▶ [Task item]:
The records must be duplicated exactly, with every picture left out.

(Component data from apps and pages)
┄┄┄┄┄┄

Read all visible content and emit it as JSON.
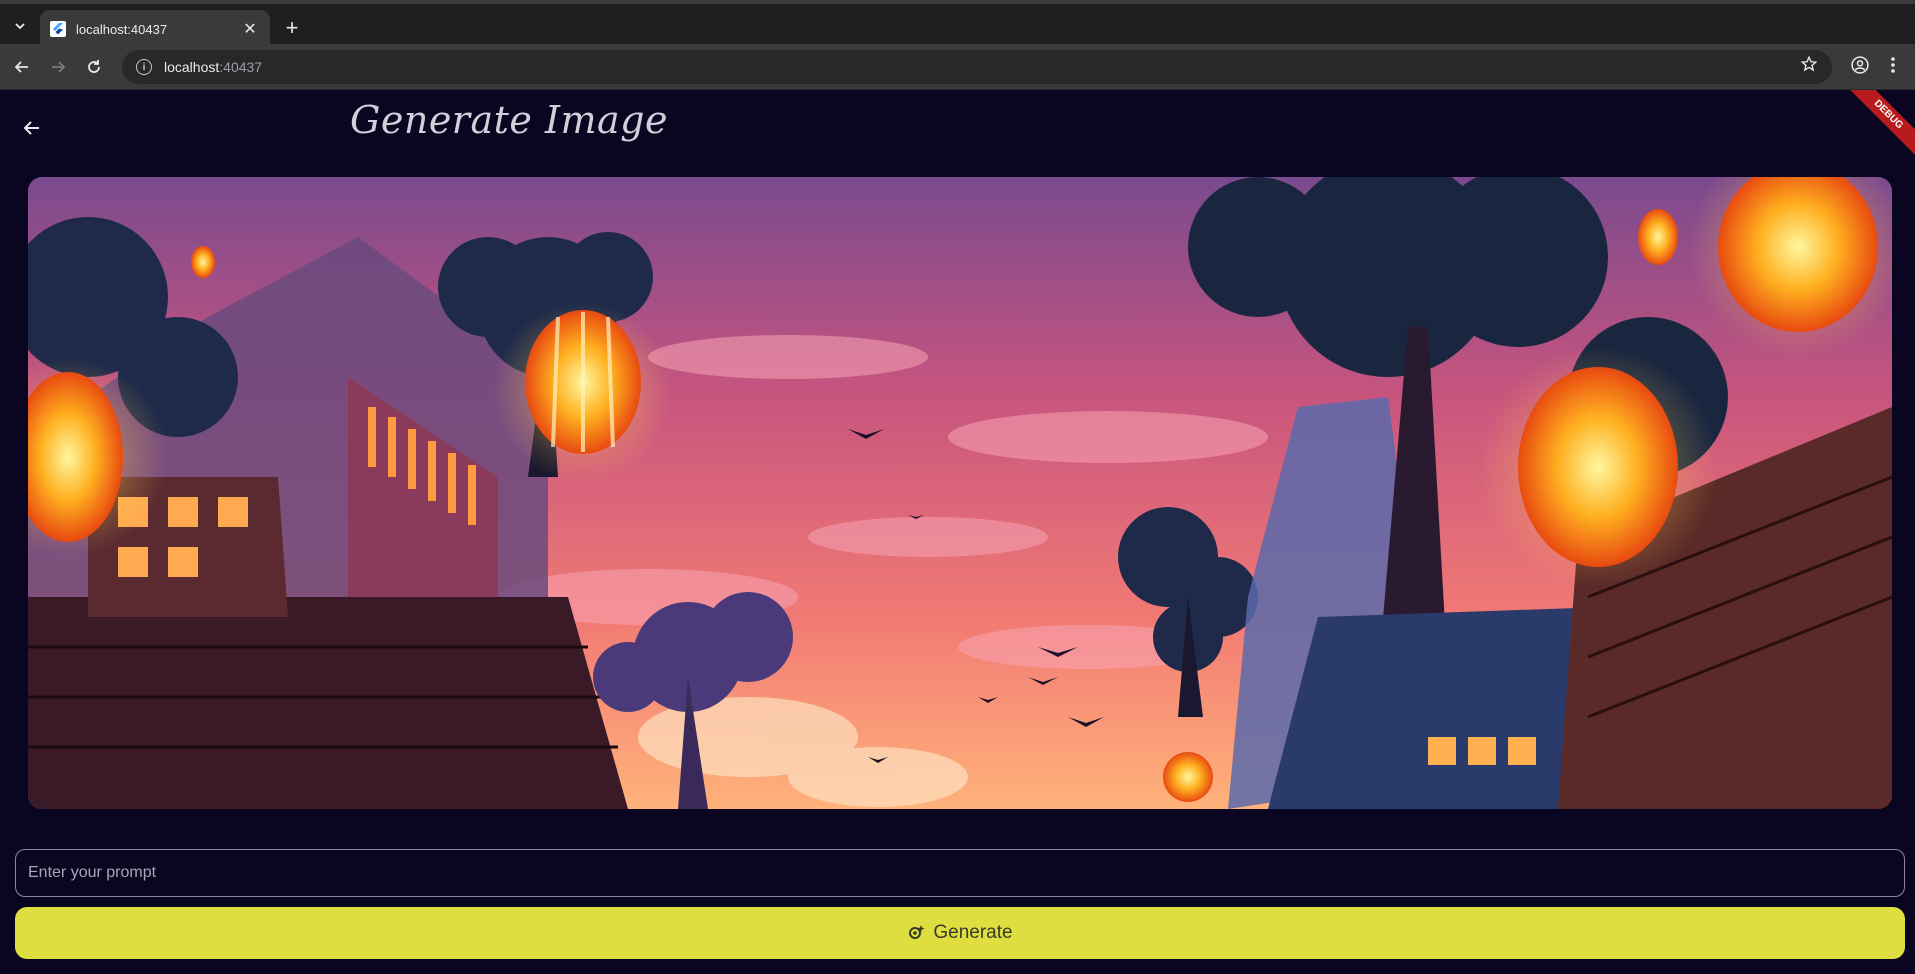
{
  "browser": {
    "tab_title": "localhost:40437",
    "url_host": "localhost",
    "url_port": ":40437",
    "icons": {
      "tab_list": "chevron-down-icon",
      "favicon": "flutter-icon",
      "tab_close": "close-icon",
      "new_tab": "plus-icon",
      "back": "arrow-left-icon",
      "forward": "arrow-right-icon",
      "reload": "reload-icon",
      "site_info": "info-icon",
      "bookmark": "star-icon",
      "profile": "profile-icon",
      "menu": "kebab-menu-icon"
    }
  },
  "app": {
    "title": "Generate Image",
    "debug_banner": "DEBUG",
    "prompt": {
      "placeholder": "Enter your prompt",
      "value": ""
    },
    "generate_button": {
      "label": "Generate",
      "icon": "sparkle-camera-icon"
    },
    "colors": {
      "background": "#0a0520",
      "button_bg": "#dede40",
      "button_text": "#3a3a2a",
      "debug_banner": "#b71c1c"
    }
  }
}
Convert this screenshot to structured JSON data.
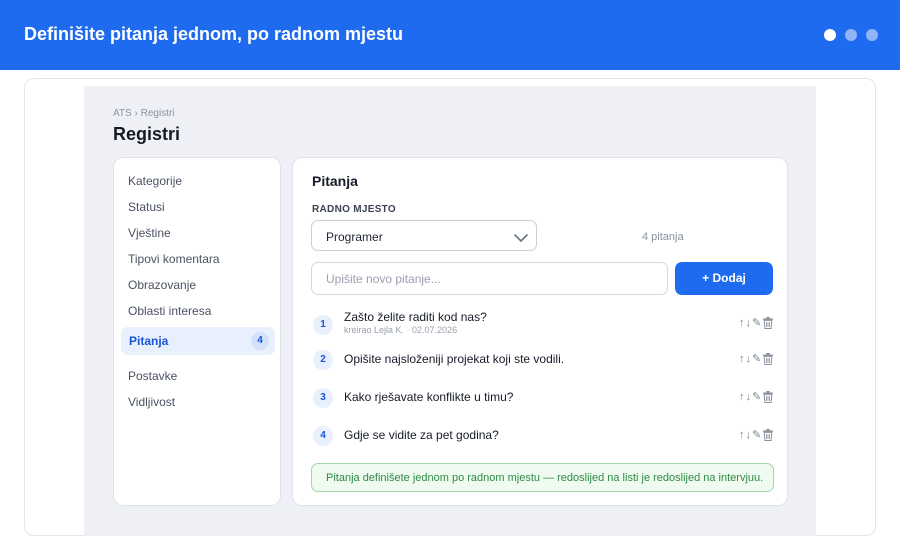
{
  "banner": {
    "title": "Definišite pitanja jednom, po radnom mjestu",
    "dots": 3,
    "active_dot": 0
  },
  "header": {
    "breadcrumb": "ATS › Registri",
    "title": "Registri"
  },
  "sidebar": {
    "items": [
      {
        "label": "Kategorije"
      },
      {
        "label": "Statusi"
      },
      {
        "label": "Vještine"
      },
      {
        "label": "Tipovi komentara"
      },
      {
        "label": "Obrazovanje"
      },
      {
        "label": "Oblasti interesa"
      },
      {
        "label": "Pitanja",
        "badge": "4",
        "active": true
      },
      {
        "label": "Postavke"
      },
      {
        "label": "Vidljivost"
      }
    ]
  },
  "panel": {
    "title": "Pitanja",
    "field_label": "RADNO MJESTO",
    "select_value": "Programer",
    "count": "4 pitanja",
    "input_placeholder": "Upišite novo pitanje...",
    "add_label": "+ Dodaj",
    "questions": [
      {
        "num": "1",
        "text": "Zašto želite raditi kod nas?",
        "meta": "kreirao Lejla K. · 02.07.2026"
      },
      {
        "num": "2",
        "text": "Opišite najsloženiji projekat koji ste vodili.",
        "meta": ""
      },
      {
        "num": "3",
        "text": "Kako rješavate konflikte u timu?",
        "meta": ""
      },
      {
        "num": "4",
        "text": "Gdje se vidite za pet godina?",
        "meta": ""
      }
    ],
    "actions": {
      "up": "↑",
      "down": "↓",
      "edit": "✎"
    },
    "note": "Pitanja definišete jednom po radnom mjestu — redoslijed na listi je redoslijed na intervjuu."
  },
  "colors": {
    "accent": "#1f6bf0",
    "success_bg": "#effaf1",
    "success_text": "#2f8a45"
  },
  "icons": [
    "chevron-down-icon",
    "arrow-up-icon",
    "arrow-down-icon",
    "pencil-icon",
    "trash-icon"
  ]
}
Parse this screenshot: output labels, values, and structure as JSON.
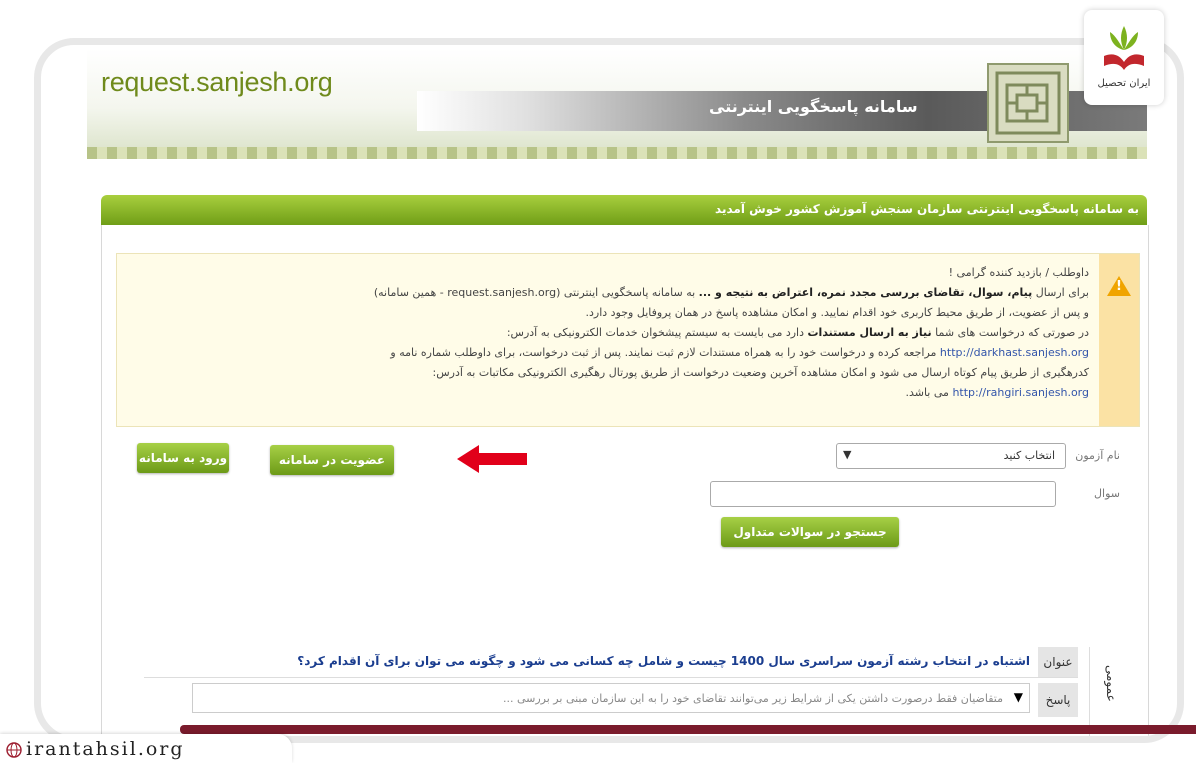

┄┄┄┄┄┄

▶ [Task answer]:
Read all visible content and emit it as JSON.
{
  "browser": {
    "tab_title": "localhost:40437",
    "url_host": "localhost",
    "url_port": ":40437",
    "icons": {
      "tab_list": "chevron-down-icon",
      "favicon": "flutter-icon",
      "tab_close": "close-icon",
      "new_tab": "plus-icon",
      "back": "arrow-left-icon",
      "forward": "arrow-right-icon",
      "reload": "reload-icon",
      "site_info": "info-icon",
      "bookmark": "star-icon",
      "profile": "profile-icon",
      "menu": "kebab-menu-icon"
    }
  },
  "app": {
    "title": "Generate Image",
    "debug_banner": "DEBUG",
    "prompt": {
      "placeholder": "Enter your prompt",
      "value": ""
    },
    "generate_button": {
      "label": "Generate",
      "icon": "sparkle-camera-icon"
    },
    "colors": {
      "background": "#0a0520",
      "button_bg": "#dede40",
      "button_text": "#3a3a2a",
      "debug_banner": "#b71c1c"
    }
  }
}
Convert this screenshot to structured JSON data.
{
  "banner": {
    "title": "Definišite pitanja jednom, po radnom mjestu",
    "dots": 3,
    "active_dot": 0
  },
  "header": {
    "breadcrumb": "ATS › Registri",
    "title": "Registri"
  },
  "sidebar": {
    "items": [
      {
        "label": "Kategorije"
      },
      {
        "label": "Statusi"
      },
      {
        "label": "Vještine"
      },
      {
        "label": "Tipovi komentara"
      },
      {
        "label": "Obrazovanje"
      },
      {
        "label": "Oblasti interesa"
      },
      {
        "label": "Pitanja",
        "badge": "4",
        "active": true
      },
      {
        "label": "Postavke"
      },
      {
        "label": "Vidljivost"
      }
    ]
  },
  "panel": {
    "title": "Pitanja",
    "field_label": "RADNO MJESTO",
    "select_value": "Programer",
    "count": "4 pitanja",
    "input_placeholder": "Upišite novo pitanje...",
    "add_label": "+ Dodaj",
    "questions": [
      {
        "num": "1",
        "text": "Zašto želite raditi kod nas?",
        "meta": "kreirao Lejla K. · 02.07.2026"
      },
      {
        "num": "2",
        "text": "Opišite najsloženiji projekat koji ste vodili.",
        "meta": ""
      },
      {
        "num": "3",
        "text": "Kako rješavate konflikte u timu?",
        "meta": ""
      },
      {
        "num": "4",
        "text": "Gdje se vidite za pet godina?",
        "meta": ""
      }
    ],
    "actions": {
      "up": "↑",
      "down": "↓",
      "edit": "✎"
    },
    "note": "Pitanja definišete jednom po radnom mjestu — redoslijed na listi je redoslijed na intervjuu."
  },
  "colors": {
    "accent": "#1f6bf0",
    "success_bg": "#effaf1",
    "success_text": "#2f8a45"
  },
  "icons": [
    "chevron-down-icon",
    "arrow-up-icon",
    "arrow-down-icon",
    "pencil-icon",
    "trash-icon"
  ]
}
Parse this screenshot: output labels, values, and structure as JSON.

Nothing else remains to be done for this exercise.